* [Task statement]:
Scan the entries for the word "true", and copy every line where it appears.

* [Data]:

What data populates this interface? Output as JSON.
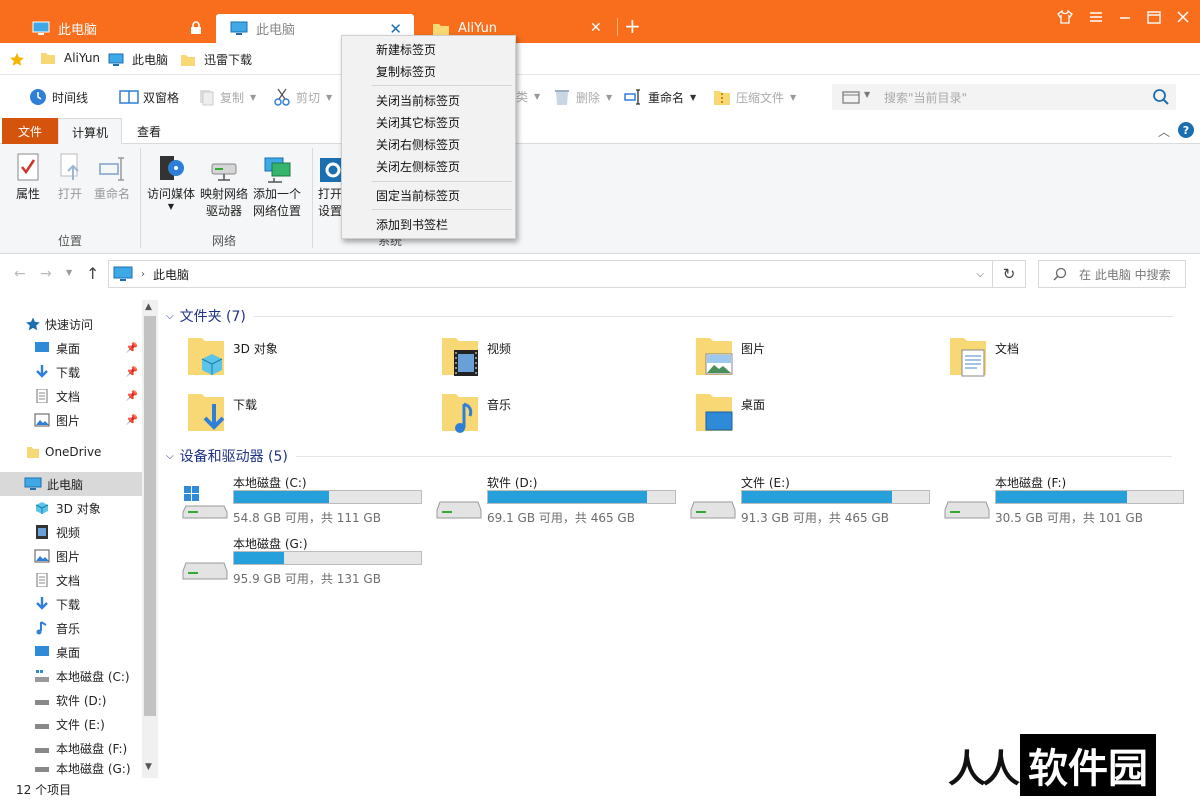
{
  "colors": {
    "accent": "#f86e1c",
    "bar_fill": "#26a0da",
    "section_header": "#1e3287"
  },
  "tabs": [
    {
      "label": "此电脑",
      "locked": true
    },
    {
      "label": "此电脑",
      "active": true
    },
    {
      "label": "AliYun"
    }
  ],
  "bookmarks": [
    "AliYun",
    "此电脑",
    "迅雷下载"
  ],
  "toolbar": {
    "timeline": "时间线",
    "dual_pane": "双窗格",
    "copy": "复制",
    "cut": "剪切",
    "partial_hidden": "类",
    "delete": "删除",
    "rename": "重命名",
    "compress": "压缩文件",
    "search_placeholder": "搜索\"当前目录\""
  },
  "ribbon": {
    "tabs": {
      "file": "文件",
      "computer": "计算机",
      "view": "查看"
    },
    "properties": "属性",
    "open": "打开",
    "rename": "重命名",
    "access_media": "访问媒体",
    "map_drive_1": "映射网络",
    "map_drive_2": "驱动器",
    "add_location_1": "添加一个",
    "add_location_2": "网络位置",
    "open_settings_1": "打开",
    "open_settings_2": "设置",
    "group_location": "位置",
    "group_network": "网络",
    "group_system": "系统"
  },
  "address": {
    "crumb": "此电脑",
    "search_placeholder": "在 此电脑 中搜索"
  },
  "nav": {
    "quick_access": "快速访问",
    "quick": [
      {
        "label": "桌面"
      },
      {
        "label": "下载"
      },
      {
        "label": "文档"
      },
      {
        "label": "图片"
      }
    ],
    "onedrive": "OneDrive",
    "this_pc": "此电脑",
    "pc_items": [
      {
        "label": "3D 对象"
      },
      {
        "label": "视频"
      },
      {
        "label": "图片"
      },
      {
        "label": "文档"
      },
      {
        "label": "下载"
      },
      {
        "label": "音乐"
      },
      {
        "label": "桌面"
      },
      {
        "label": "本地磁盘 (C:)"
      },
      {
        "label": "软件 (D:)"
      },
      {
        "label": "文件 (E:)"
      },
      {
        "label": "本地磁盘 (F:)"
      },
      {
        "label": "本地磁盘 (G:)"
      }
    ]
  },
  "folders_header": "文件夹 (7)",
  "folders": [
    {
      "label": "3D 对象",
      "icon": "3d-objects-folder-icon"
    },
    {
      "label": "视频",
      "icon": "videos-folder-icon"
    },
    {
      "label": "图片",
      "icon": "pictures-folder-icon"
    },
    {
      "label": "文档",
      "icon": "documents-folder-icon"
    },
    {
      "label": "下载",
      "icon": "downloads-folder-icon"
    },
    {
      "label": "音乐",
      "icon": "music-folder-icon"
    },
    {
      "label": "桌面",
      "icon": "desktop-folder-icon"
    }
  ],
  "drives_header": "设备和驱动器 (5)",
  "drives": [
    {
      "name": "本地磁盘 (C:)",
      "info": "54.8 GB 可用，共 111 GB",
      "used_fraction": 0.51,
      "system": true
    },
    {
      "name": "软件 (D:)",
      "info": "69.1 GB 可用，共 465 GB",
      "used_fraction": 0.85
    },
    {
      "name": "文件 (E:)",
      "info": "91.3 GB 可用，共 465 GB",
      "used_fraction": 0.8
    },
    {
      "name": "本地磁盘 (F:)",
      "info": "30.5 GB 可用，共 101 GB",
      "used_fraction": 0.7
    },
    {
      "name": "本地磁盘 (G:)",
      "info": "95.9 GB 可用，共 131 GB",
      "used_fraction": 0.27
    }
  ],
  "status": "12 个项目",
  "context_menu": [
    "新建标签页",
    "复制标签页",
    "关闭当前标签页",
    "关闭其它标签页",
    "关闭右侧标签页",
    "关闭左侧标签页",
    "固定当前标签页",
    "添加到书签栏"
  ],
  "watermark": {
    "part1": "人人",
    "part2": "软件园"
  }
}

* [Problem solution]:
      "locked": true
      "active": true
      "system": true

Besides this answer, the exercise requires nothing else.